By all accounts, Hollis was quite humble and quite ordinary in his down-to-earth nature (he wasn't the sort of exotic alien species of rock star like Bowie or Prince). Yet his disappearance and disinterest meant that fans bestowed upon him a mythos, a certain mystique—qualities that also apply to Talk Talk's utterly timeless music. During all those years since Hollis had exited the public square, I held out a faint hope that he'd pull a Kate Bush and announce a surprise shows as a solo artist or with a reunited Talk Talk. I would have flown cross-Atlantic for those shows, just as I did with Kate Bush. (Btw, few people know this but Hollis and Bush briefly tried writing in the studio together in the 1990s but it didn't work out. A shame. That tantalizing partnership remains one of music's great what ifs?) But Hollis was the rare artist who had little interest in returning for a cash-in reunion, writing a memoir, or producing a comeback album for the Spotify generation.
So when word of Hollis's death spread on Twitter on Monday and the confirmations began to arrive, I sat down at my laptop and spent three feverish hours writing a lengthy obituary/appreciation for Under the Radar magazine. (The piece doesn't flow and breathe the way I would've liked but it was a rush job to get something up on the website.)
it was a sad moment for an ardent fan such as myself. The finality of the selfish wish for a return of some sort so that we could have more of his remarkable gift.
...But he'd already given us so much.

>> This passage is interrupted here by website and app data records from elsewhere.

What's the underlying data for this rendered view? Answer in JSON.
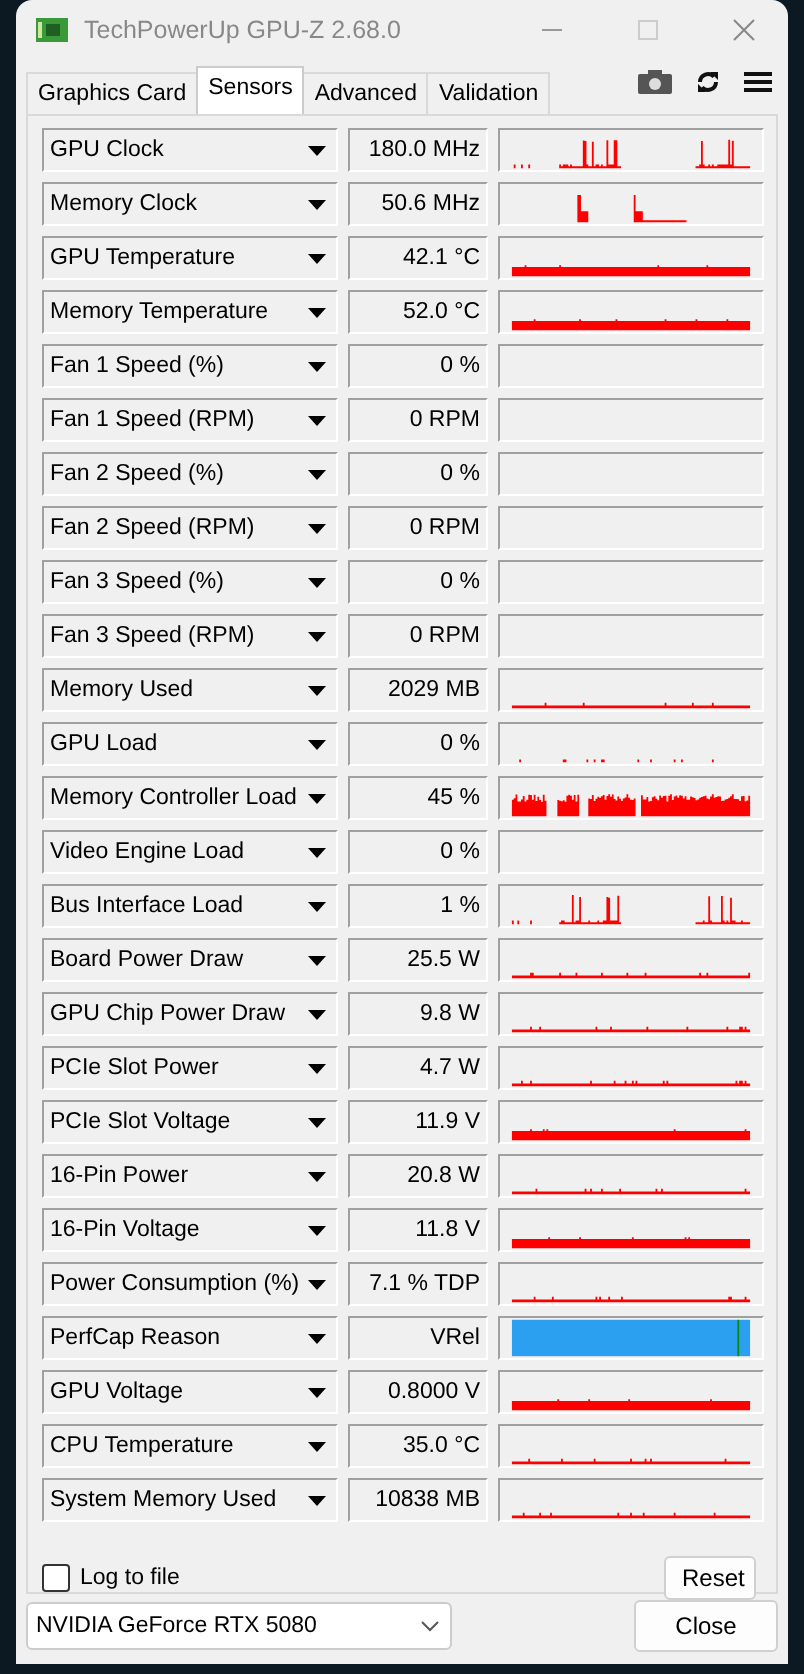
{
  "window": {
    "title": "TechPowerUp GPU-Z 2.68.0"
  },
  "tabs": [
    {
      "label": "Graphics Card",
      "selected": false
    },
    {
      "label": "Sensors",
      "selected": true
    },
    {
      "label": "Advanced",
      "selected": false
    },
    {
      "label": "Validation",
      "selected": false
    }
  ],
  "sensors": [
    {
      "name": "GPU Clock",
      "value": "180.0 MHz",
      "kind": "spiky"
    },
    {
      "name": "Memory Clock",
      "value": "50.6 MHz",
      "kind": "bursts"
    },
    {
      "name": "GPU Temperature",
      "value": "42.1 °C",
      "kind": "thick"
    },
    {
      "name": "Memory Temperature",
      "value": "52.0 °C",
      "kind": "thick"
    },
    {
      "name": "Fan 1 Speed (%)",
      "value": "0 %",
      "kind": "empty"
    },
    {
      "name": "Fan 1 Speed (RPM)",
      "value": "0 RPM",
      "kind": "empty"
    },
    {
      "name": "Fan 2 Speed (%)",
      "value": "0 %",
      "kind": "empty"
    },
    {
      "name": "Fan 2 Speed (RPM)",
      "value": "0 RPM",
      "kind": "empty"
    },
    {
      "name": "Fan 3 Speed (%)",
      "value": "0 %",
      "kind": "empty"
    },
    {
      "name": "Fan 3 Speed (RPM)",
      "value": "0 RPM",
      "kind": "empty"
    },
    {
      "name": "Memory Used",
      "value": "2029 MB",
      "kind": "line"
    },
    {
      "name": "GPU Load",
      "value": "0 %",
      "kind": "sparse"
    },
    {
      "name": "Memory Controller Load",
      "value": "45 %",
      "kind": "dense"
    },
    {
      "name": "Video Engine Load",
      "value": "0 %",
      "kind": "empty"
    },
    {
      "name": "Bus Interface Load",
      "value": "1 %",
      "kind": "spiky"
    },
    {
      "name": "Board Power Draw",
      "value": "25.5 W",
      "kind": "line"
    },
    {
      "name": "GPU Chip Power Draw",
      "value": "9.8 W",
      "kind": "line"
    },
    {
      "name": "PCIe Slot Power",
      "value": "4.7 W",
      "kind": "line"
    },
    {
      "name": "PCIe Slot Voltage",
      "value": "11.9 V",
      "kind": "thick"
    },
    {
      "name": "16-Pin Power",
      "value": "20.8 W",
      "kind": "line"
    },
    {
      "name": "16-Pin Voltage",
      "value": "11.8 V",
      "kind": "thick"
    },
    {
      "name": "Power Consumption (%)",
      "value": "7.1 % TDP",
      "kind": "line"
    },
    {
      "name": "PerfCap Reason",
      "value": "VRel",
      "kind": "perfcap"
    },
    {
      "name": "GPU Voltage",
      "value": "0.8000 V",
      "kind": "thick"
    },
    {
      "name": "CPU Temperature",
      "value": "35.0 °C",
      "kind": "line"
    },
    {
      "name": "System Memory Used",
      "value": "10838 MB",
      "kind": "line"
    }
  ],
  "log_to_file": {
    "label": "Log to file",
    "checked": false
  },
  "reset_button": "Reset",
  "device": "NVIDIA GeForce RTX 5080",
  "close_button": "Close"
}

He endured a torturous experience in making of The Spirit of Eden and Laughing Stock. (Things were so bad that engineer Phill Brown's wife told him that if he did that if he ever spent that many months locked in a studio again that he could move out.)
So it's best to be grateful to Hollis for those beautiful works he created for Talk Talk and as a solo artist. They include five albums that don't sound dated and whose qualities ensure that they will remain timeless masterpieces.

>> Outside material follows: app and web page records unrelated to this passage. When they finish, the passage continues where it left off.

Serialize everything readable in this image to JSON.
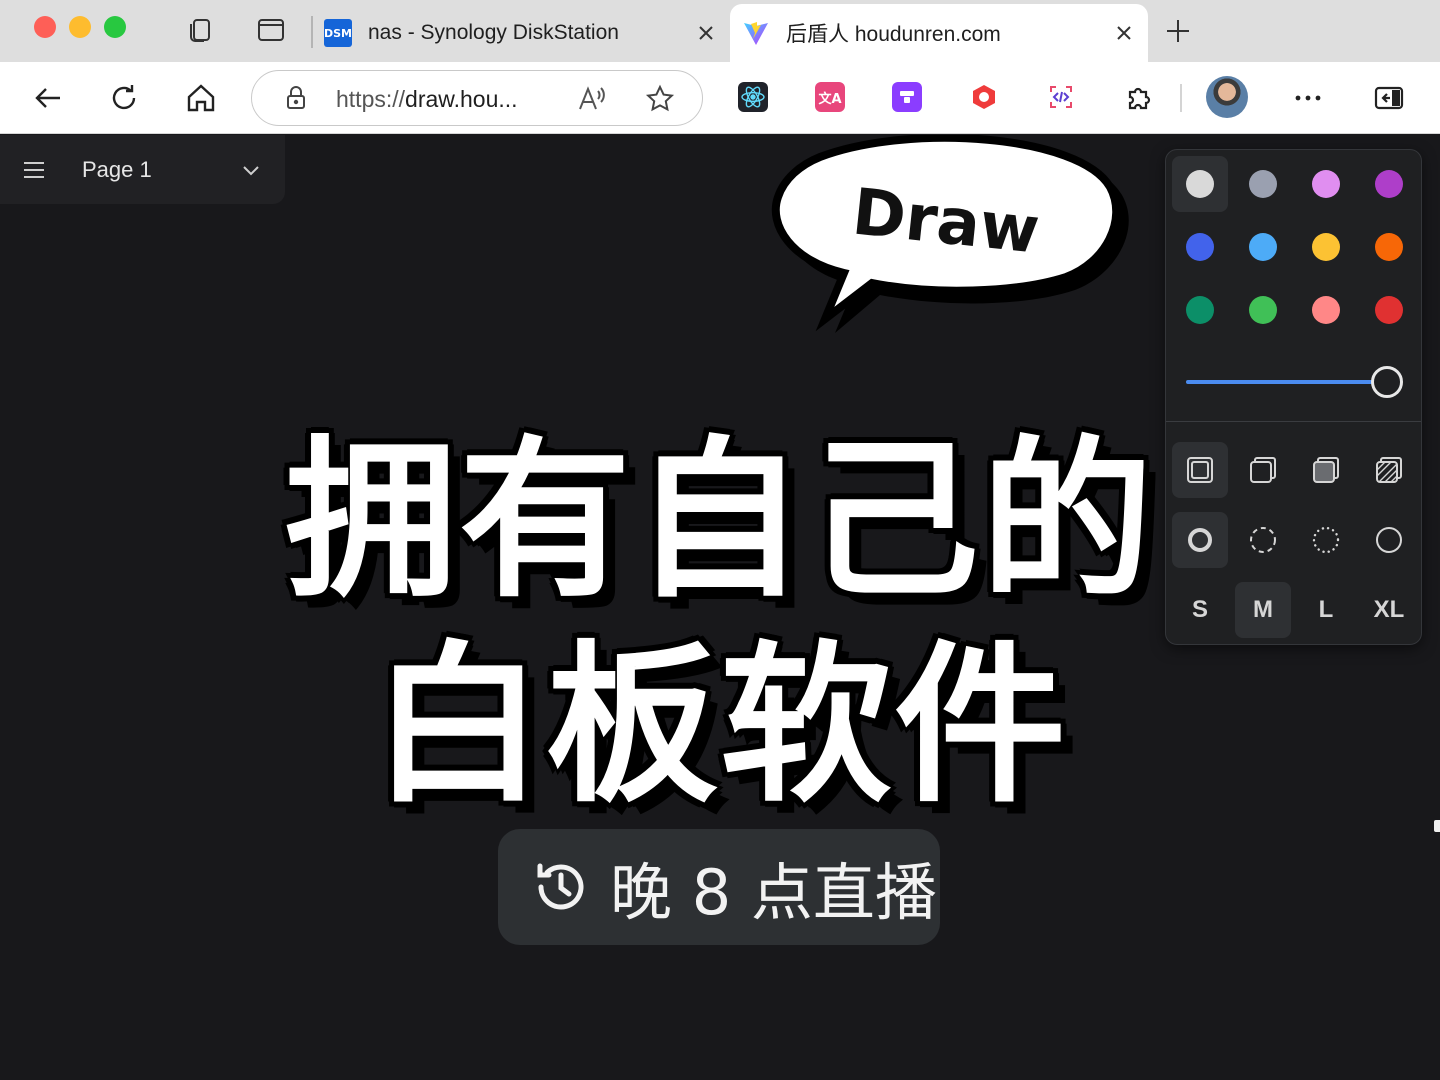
{
  "browser": {
    "tabs": [
      {
        "title": "nas - Synology DiskStation",
        "favicon": "DSM",
        "active": false
      },
      {
        "title": "后盾人 houdunren.com",
        "favicon": "vite-icon",
        "active": true
      }
    ],
    "url_prefix": "https://",
    "url_host": "draw.hou...",
    "icons": [
      "back-icon",
      "refresh-icon",
      "home-icon",
      "lock-icon",
      "read-aloud-icon",
      "favorite-star-icon",
      "react-devtools-icon",
      "translate-icon",
      "extension-purple-icon",
      "extension-red-icon",
      "dev-tools-icon",
      "extensions-puzzle-icon",
      "more-icon",
      "sidebar-icon"
    ]
  },
  "canvas": {
    "page_name": "Page 1",
    "bubble_text": "Draw",
    "headline_line1": "拥有自己的",
    "headline_line2": "白板软件",
    "live_text": "晚 8 点直播"
  },
  "style_panel": {
    "colors": [
      "#d9d9d9",
      "#9aa0b0",
      "#e08ef0",
      "#ae3ec9",
      "#4263eb",
      "#4dabf7",
      "#fcc233",
      "#f76707",
      "#0c8f68",
      "#40c057",
      "#ff8787",
      "#e03131"
    ],
    "selected_color": "#d9d9d9",
    "opacity_value": 1.0,
    "fill_options": [
      "fill-none-icon",
      "fill-semi-icon",
      "fill-solid-icon",
      "fill-pattern-icon"
    ],
    "dash_options": [
      "dash-draw-icon",
      "dash-dashed-icon",
      "dash-dotted-icon",
      "dash-solid-icon"
    ],
    "sizes": [
      "S",
      "M",
      "L",
      "XL"
    ],
    "selected_size": "M"
  },
  "colors": {
    "accent": "#4b8cf0",
    "canvas_bg": "#18181b",
    "panel_bg": "#1f2022"
  }
}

This week I've swapped emails with several musicians who were as deeply affected by Mark's passing as I was. We all know how special he was. I also emailed Toby Benjamin who runs the Spirit of Talk Talk fansite on Facebook. Several years ago, Toby spearheaded a beautiful and informative book titled Spirit of Talk Talk, cowritten by music writer Chris Roberts (read his tribute piece here) and longtime Talk Talk visual artist James Marsh. (I also contributed some interviews about Talk Talk with Elbow's Guy Garvey, Robert Plant, Glenn Phillips, Richard Barbieri, and David Torn). Toby also put together a Talk Talk tribute album featuring King Creosote, White Lies, Zero 7, Jayson Little, Turin Brakes, Goldheart Assembly, Joan As Police Woman, Duncan Sheik, Nils Frahm, The Acorn, Alan Wilder, and Linton Kwesi Johnson. (Apparently Hollis's favorite track on it was a classical music version of April 5th by Matthius Vogt Trio.)
In my email to Toby, I expressed how much it would have meant to Mark Hollis if he could have seen all the love and affection in the tributes to him. Toby responded, "Mark wouldn't care about any of it. Its a nice thought but he was really beyond all praise and adulation of any kind. He did it and moved on."
Fans such as Toby and myself will find it harder to move on. Thank you, Mark, for creating transcendent art that has affected so many of us inside the most intimate part of our souls.